I personally don’t play variants in the hope of playing them forever, just as a change of environment. It’s fun to have to think about things you haven’t thought about, and Go variants offer that kind of fun for me. They don’t need to last.

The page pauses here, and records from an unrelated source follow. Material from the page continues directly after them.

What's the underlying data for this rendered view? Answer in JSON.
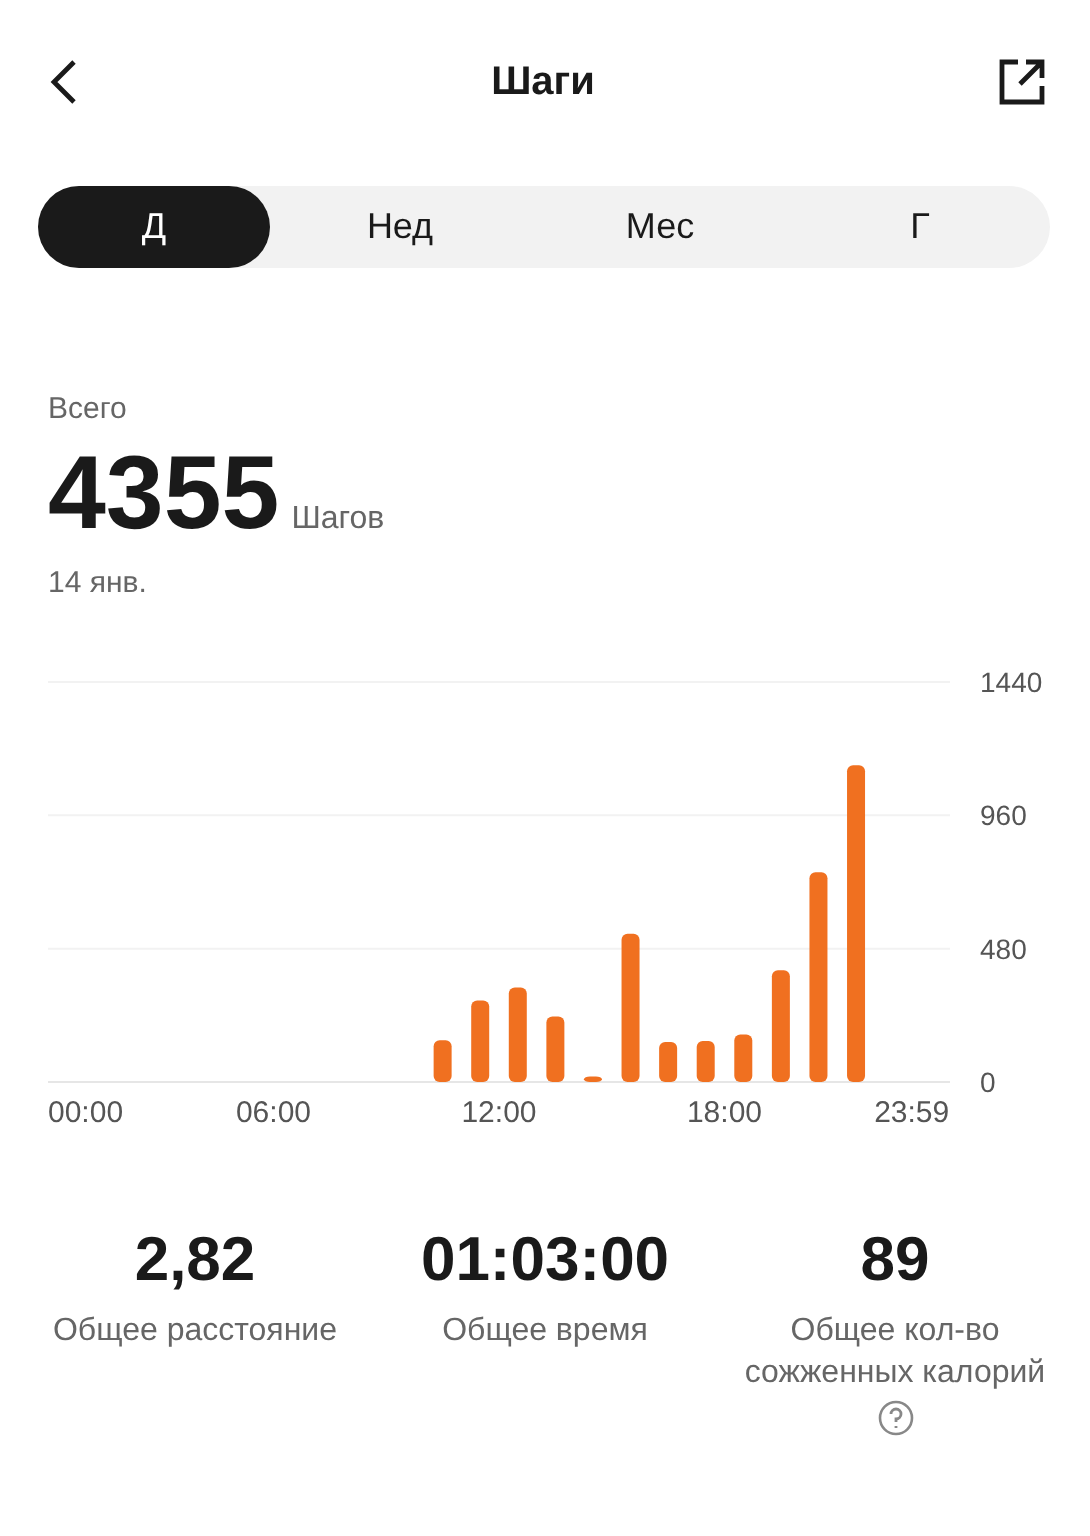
{
  "header": {
    "title": "Шаги"
  },
  "tabs": [
    {
      "label": "Д",
      "selected": true
    },
    {
      "label": "Нед",
      "selected": false
    },
    {
      "label": "Мес",
      "selected": false
    },
    {
      "label": "Г",
      "selected": false
    }
  ],
  "summary": {
    "label": "Всего",
    "value": "4355",
    "unit": "Шагов",
    "date": "14 янв."
  },
  "chart_data": {
    "type": "bar",
    "x": [
      10.5,
      11.5,
      12.5,
      13.5,
      14.5,
      15.5,
      16.5,
      17.5,
      18.5,
      19.5,
      20.5,
      21.5
    ],
    "series": [
      {
        "color": "#f07020",
        "values": [
          150,
          293,
          340,
          236,
          20,
          534,
          144,
          148,
          171,
          402,
          755,
          1140
        ]
      }
    ],
    "xlim": [
      0,
      24
    ],
    "ylim": [
      0,
      1440
    ],
    "xticks": [
      {
        "value": 0,
        "label": "00:00"
      },
      {
        "value": 6,
        "label": "06:00"
      },
      {
        "value": 12,
        "label": "12:00"
      },
      {
        "value": 18,
        "label": "18:00"
      },
      {
        "value": 23.98,
        "label": "23:59"
      }
    ],
    "yticks": [
      0,
      480,
      960,
      1440
    ]
  },
  "stats": [
    {
      "value": "2,82",
      "label": "Общее расстояние",
      "help": false
    },
    {
      "value": "01:03:00",
      "label": "Общее время",
      "help": false
    },
    {
      "value": "89",
      "label": "Общее кол-во сожженных калорий",
      "help": true
    }
  ]
}
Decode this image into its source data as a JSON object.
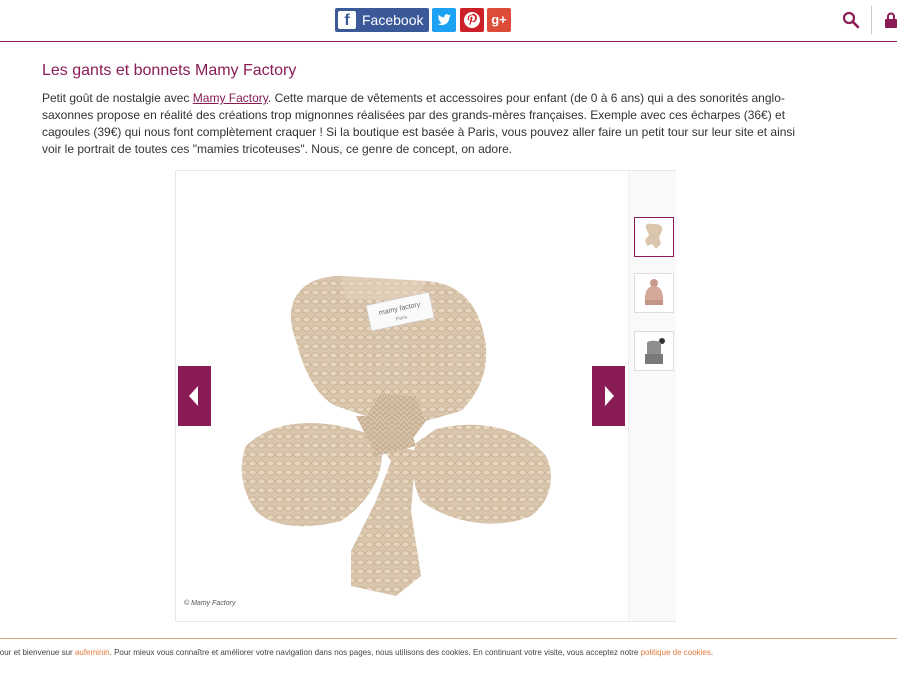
{
  "header": {
    "facebook_label": "Facebook",
    "facebook_icon": "facebook-icon",
    "twitter_icon": "twitter-icon",
    "pinterest_icon": "pinterest-icon",
    "googleplus_icon": "google-plus-icon",
    "search_icon": "search-icon",
    "account_icon": "lock-icon",
    "accent_color": "#8a1c55"
  },
  "article": {
    "title": "Les gants et bonnets Mamy Factory",
    "para_before_link": "Petit goût de nostalgie avec ",
    "link_text": "Mamy Factory",
    "para_after_link": ". Cette marque de vêtements et accessoires pour enfant (de 0 à 6 ans) qui a des sonorités anglo-saxonnes propose en réalité des créations trop mignonnes réalisées par des grands-mères françaises. Exemple avec ces écharpes (36€) et cagoules (39€) qui nous font complètement craquer ! Si la boutique est basée à Paris, vous pouvez aller faire un petit tour sur leur site et ainsi voir le portrait de toutes ces \"mamies tricoteuses\". Nous, ce genre de concept, on adore."
  },
  "gallery": {
    "image_subject": "knitted beige scarf with Mamy Factory label",
    "label_text": "mamy factory",
    "credit": "© Mamy Factory",
    "prev_icon": "chevron-left-icon",
    "next_icon": "chevron-right-icon",
    "thumbnails": [
      {
        "subject": "beige scarf",
        "active": true
      },
      {
        "subject": "pink pompom hat",
        "active": false
      },
      {
        "subject": "grey hat and scarf",
        "active": false
      }
    ]
  },
  "cookie_bar": {
    "before_link": "jour et bienvenue sur ",
    "site_link": "aufeminin",
    "middle": ". Pour mieux vous connaître et améliorer votre navigation dans nos pages, nous utilisons des cookies. En continuant votre visite, vous acceptez notre ",
    "policy_link": "politique de cookies",
    "end": "."
  }
}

Also, I disagree that Go inspired variants are too complicated compared to the rules of Go. Variants like double-move Go, simultaneous-move Go or multicolour Go don’t have more complicated rules. Neither does playing on a different board.